Brazil's national space agency, INPE, identified 6,803 fires in the Amazon region in July 2020, up from 5,318 the year before.
The figure is all the more troubling given that 2019 was already a devastating year for fires in the Amazon, triggering global outcry.
That has put pressure on Brazil, which holds around 60 percent of the Amazon, to do more to protect the massive forest, seen as vital to containing the impact of climate change.
The fires are largely set to clear land illegally for farming, ranching and mining.
Activists accuse Brazilian President Jair Bolsonaro, a far-right climate change skeptic, of encouraging the deforestation with calls to open up the rainforest to agriculture and industry.
On July 30 alone, satellites detected 1,007 fires in the Amazon, INPE said.
That was the worst single day for fires in the month of July since 2005, said environmental group Greenpeace.
"More than 1,000 fires in a single day is a 15-year record and shows the government's strategy of media-spectacle operations is not working on the ground," Greenpeace spokesman Romulo Batista said in a statement.
Bolsonaro has deployed the army to fight the fires, but activists say that does not go far enough to address the causes of the problem.
Fires increased 77 percent on indigenous lands and 50 percent on protected nature reserves from July 2019, Greenpeace said, showing how illegal activities are increasingly encroaching on those areas.
Fire season in the region typically runs from around June to October.
Exacerbating the situation this year, experts say the resulting smoke risks causing a spike in respiratory emergencies in a region already hit hard by COVID-19.
Brazil has more infections and deaths from the new coronavirus than any country except the United States: more than 2.6 million and 92,000, respectively.
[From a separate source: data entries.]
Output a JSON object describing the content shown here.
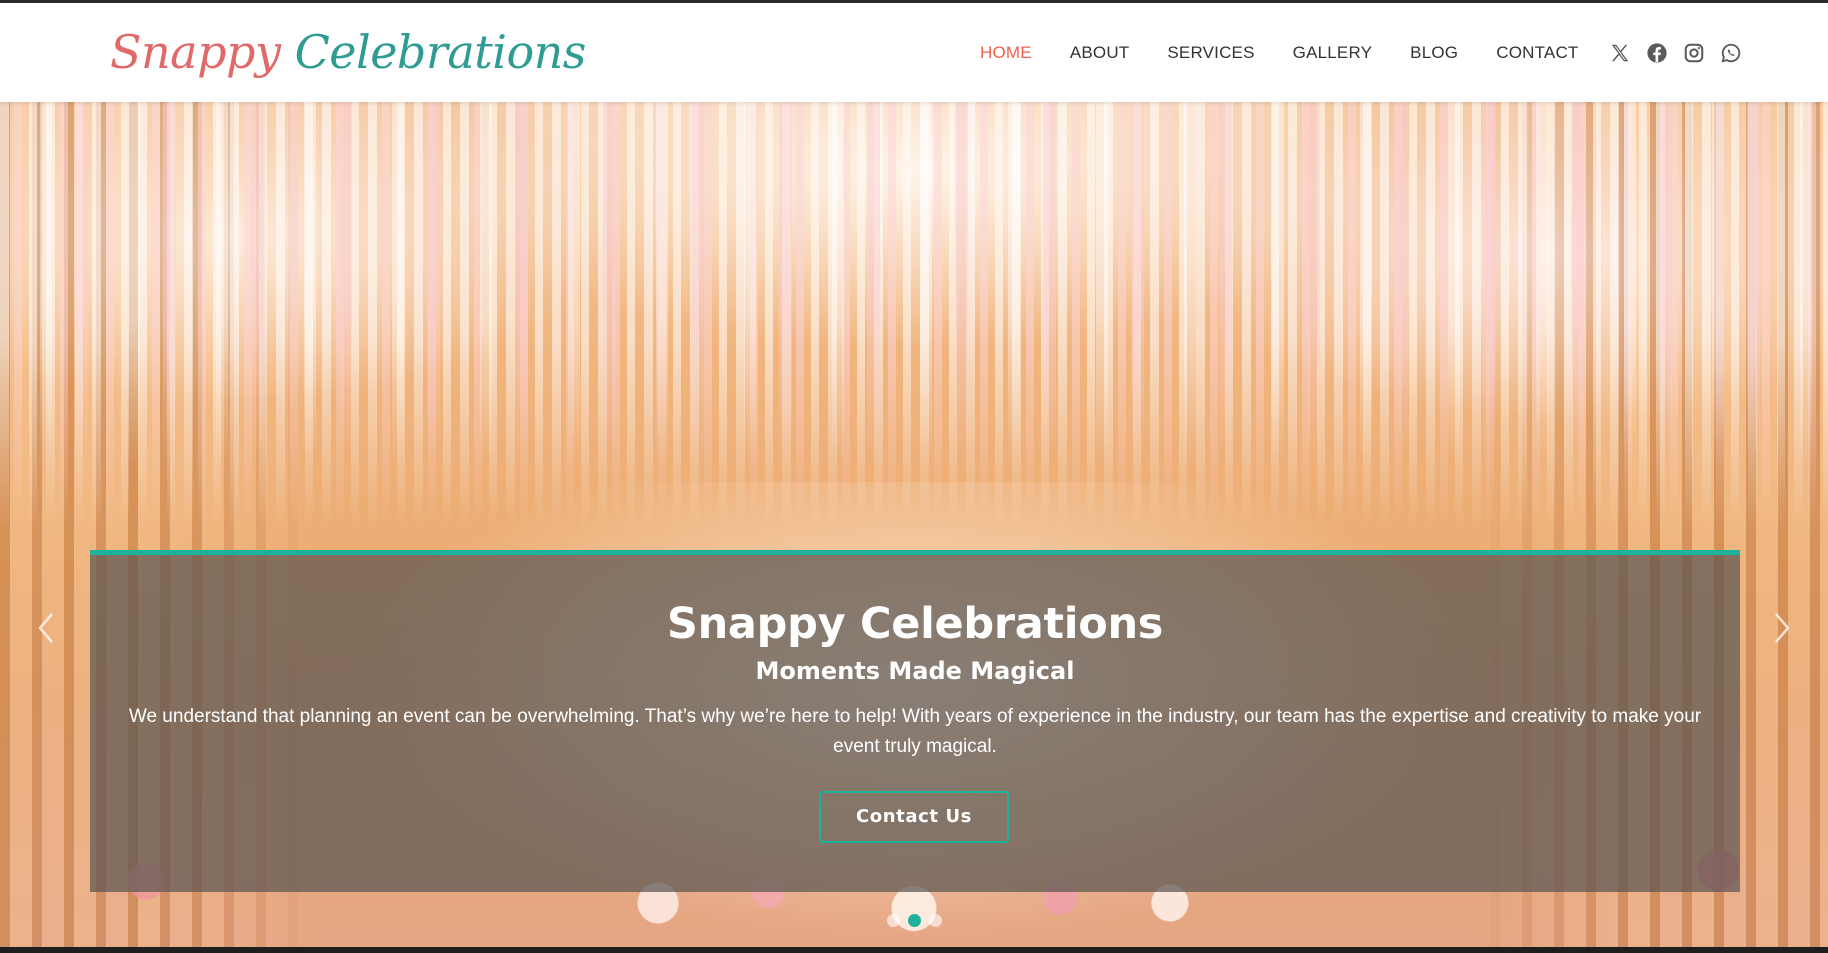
{
  "brand": {
    "logo_word1": "Snappy",
    "logo_word2": "Celebrations",
    "logo_color1": "#e06a6a",
    "logo_color2": "#2f9c93"
  },
  "nav": {
    "items": [
      {
        "label": "HOME",
        "active": true
      },
      {
        "label": "ABOUT",
        "active": false
      },
      {
        "label": "SERVICES",
        "active": false
      },
      {
        "label": "GALLERY",
        "active": false
      },
      {
        "label": "BLOG",
        "active": false
      },
      {
        "label": "CONTACT",
        "active": false
      }
    ],
    "active_color": "#f0604d",
    "social_icons": [
      "x-icon",
      "facebook-icon",
      "instagram-icon",
      "whatsapp-icon"
    ]
  },
  "hero": {
    "title": "Snappy Celebrations",
    "subtitle": "Moments Made Magical",
    "description": "We understand that planning an event can be overwhelming. That’s why we’re here to help! With years of experience in the industry, our team has the expertise and creativity to make your event truly magical.",
    "cta_label": "Contact Us",
    "accent_color": "#1fb29a",
    "slides_total": 3,
    "active_slide": 2
  }
}
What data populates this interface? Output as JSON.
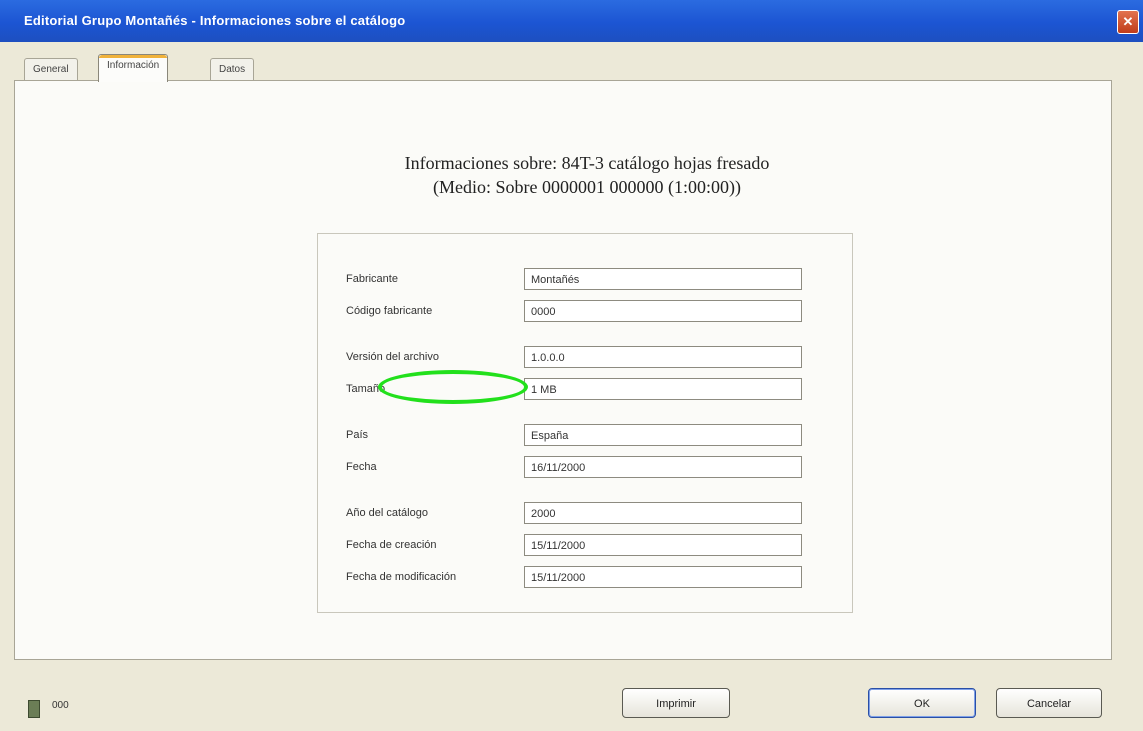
{
  "window": {
    "title": "Editorial Grupo Montañés - Informaciones sobre el catálogo",
    "close_glyph": "✕"
  },
  "tabs": [
    {
      "label": "General"
    },
    {
      "label": "Información"
    },
    {
      "label": "Datos"
    }
  ],
  "main": {
    "heading_line1": "Informaciones sobre: 84T-3 catálogo hojas fresado",
    "heading_line2": "(Medio: Sobre 0000001 000000 (1:00:00))"
  },
  "fields": [
    {
      "label": "Fabricante",
      "value": "Montañés"
    },
    {
      "label": "Código fabricante",
      "value": "0000"
    },
    {
      "label": "Versión del archivo",
      "value": "1.0.0.0"
    },
    {
      "label": "Tamaño",
      "value": "1 MB"
    },
    {
      "label": "País",
      "value": "España"
    },
    {
      "label": "Fecha",
      "value": "16/11/2000"
    },
    {
      "label": "Año del catálogo",
      "value": "2000"
    },
    {
      "label": "Fecha de creación",
      "value": "15/11/2000"
    },
    {
      "label": "Fecha de modificación",
      "value": "15/11/2000"
    }
  ],
  "status": {
    "icon": "document-icon",
    "text": "000"
  },
  "buttons": {
    "center_label": "Imprimir",
    "ok_label": "OK",
    "cancel_label": "Cancelar"
  },
  "colors": {
    "titlebar": "#1c55d3",
    "highlight": "#22e01c",
    "active_tab_accent": "#f0b23a"
  }
}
INPE data had already showed it was a record-breaking July for fires in the Brazilian Pantanal, the largest tropical wetlands in the world.
There were 1,684 fires there last month, more than triple the number in July 2019.